Start of Task data
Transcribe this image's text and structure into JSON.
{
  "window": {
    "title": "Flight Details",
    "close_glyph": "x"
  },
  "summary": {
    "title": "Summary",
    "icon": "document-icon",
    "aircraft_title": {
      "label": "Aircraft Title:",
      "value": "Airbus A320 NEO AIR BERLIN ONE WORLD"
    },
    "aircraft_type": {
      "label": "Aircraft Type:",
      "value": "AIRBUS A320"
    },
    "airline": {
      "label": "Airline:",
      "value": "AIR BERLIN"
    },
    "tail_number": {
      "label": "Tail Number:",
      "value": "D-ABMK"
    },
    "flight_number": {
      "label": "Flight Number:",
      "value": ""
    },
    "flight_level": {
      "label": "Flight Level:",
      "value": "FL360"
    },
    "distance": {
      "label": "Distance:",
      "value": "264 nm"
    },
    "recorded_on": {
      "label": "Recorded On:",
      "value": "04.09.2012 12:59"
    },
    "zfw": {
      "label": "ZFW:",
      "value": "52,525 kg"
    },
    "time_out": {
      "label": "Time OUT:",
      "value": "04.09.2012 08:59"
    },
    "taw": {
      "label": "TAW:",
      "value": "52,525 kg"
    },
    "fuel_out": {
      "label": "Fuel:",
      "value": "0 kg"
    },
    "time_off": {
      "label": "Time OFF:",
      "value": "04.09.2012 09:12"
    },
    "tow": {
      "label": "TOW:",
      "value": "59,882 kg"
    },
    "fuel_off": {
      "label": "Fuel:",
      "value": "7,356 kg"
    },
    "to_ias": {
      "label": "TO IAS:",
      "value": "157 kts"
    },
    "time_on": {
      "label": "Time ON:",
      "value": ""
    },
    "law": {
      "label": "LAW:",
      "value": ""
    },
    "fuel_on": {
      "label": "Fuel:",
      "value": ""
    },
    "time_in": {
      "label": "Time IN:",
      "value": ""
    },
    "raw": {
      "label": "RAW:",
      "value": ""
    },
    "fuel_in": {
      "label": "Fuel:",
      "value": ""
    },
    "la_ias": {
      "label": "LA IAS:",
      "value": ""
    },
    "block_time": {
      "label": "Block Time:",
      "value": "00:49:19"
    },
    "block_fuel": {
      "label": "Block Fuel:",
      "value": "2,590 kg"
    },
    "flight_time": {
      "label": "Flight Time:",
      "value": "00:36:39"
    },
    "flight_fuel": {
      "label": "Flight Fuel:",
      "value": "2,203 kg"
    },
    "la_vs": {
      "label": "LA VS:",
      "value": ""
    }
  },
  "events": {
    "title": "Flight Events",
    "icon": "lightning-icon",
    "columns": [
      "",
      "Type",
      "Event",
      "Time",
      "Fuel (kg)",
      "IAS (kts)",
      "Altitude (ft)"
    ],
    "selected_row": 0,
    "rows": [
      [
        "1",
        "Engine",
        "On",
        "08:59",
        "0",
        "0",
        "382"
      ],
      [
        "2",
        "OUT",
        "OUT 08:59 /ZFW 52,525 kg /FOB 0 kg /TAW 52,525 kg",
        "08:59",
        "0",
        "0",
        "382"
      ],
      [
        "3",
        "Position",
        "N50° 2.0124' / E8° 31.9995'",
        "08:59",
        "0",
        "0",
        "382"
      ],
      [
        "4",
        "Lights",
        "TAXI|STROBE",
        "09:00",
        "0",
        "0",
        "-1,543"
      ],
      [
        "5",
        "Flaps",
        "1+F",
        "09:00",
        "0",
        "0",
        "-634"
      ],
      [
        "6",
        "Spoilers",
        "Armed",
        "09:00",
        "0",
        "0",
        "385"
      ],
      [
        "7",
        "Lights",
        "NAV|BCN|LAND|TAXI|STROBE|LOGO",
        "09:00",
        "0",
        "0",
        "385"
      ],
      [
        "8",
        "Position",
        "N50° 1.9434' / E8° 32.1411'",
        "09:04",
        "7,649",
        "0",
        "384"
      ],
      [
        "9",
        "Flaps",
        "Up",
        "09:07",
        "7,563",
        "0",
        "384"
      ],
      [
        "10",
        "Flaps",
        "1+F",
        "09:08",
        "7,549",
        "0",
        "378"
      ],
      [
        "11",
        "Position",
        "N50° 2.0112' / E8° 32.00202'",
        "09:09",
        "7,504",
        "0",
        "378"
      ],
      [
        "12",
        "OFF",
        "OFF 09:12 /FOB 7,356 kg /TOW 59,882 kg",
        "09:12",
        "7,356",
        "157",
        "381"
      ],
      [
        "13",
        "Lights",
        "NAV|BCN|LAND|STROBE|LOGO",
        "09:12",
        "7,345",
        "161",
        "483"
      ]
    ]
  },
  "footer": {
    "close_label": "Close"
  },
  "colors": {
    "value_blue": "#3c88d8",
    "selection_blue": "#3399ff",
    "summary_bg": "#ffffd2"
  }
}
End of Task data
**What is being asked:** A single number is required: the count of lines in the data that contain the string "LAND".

**Exercise solution:** 2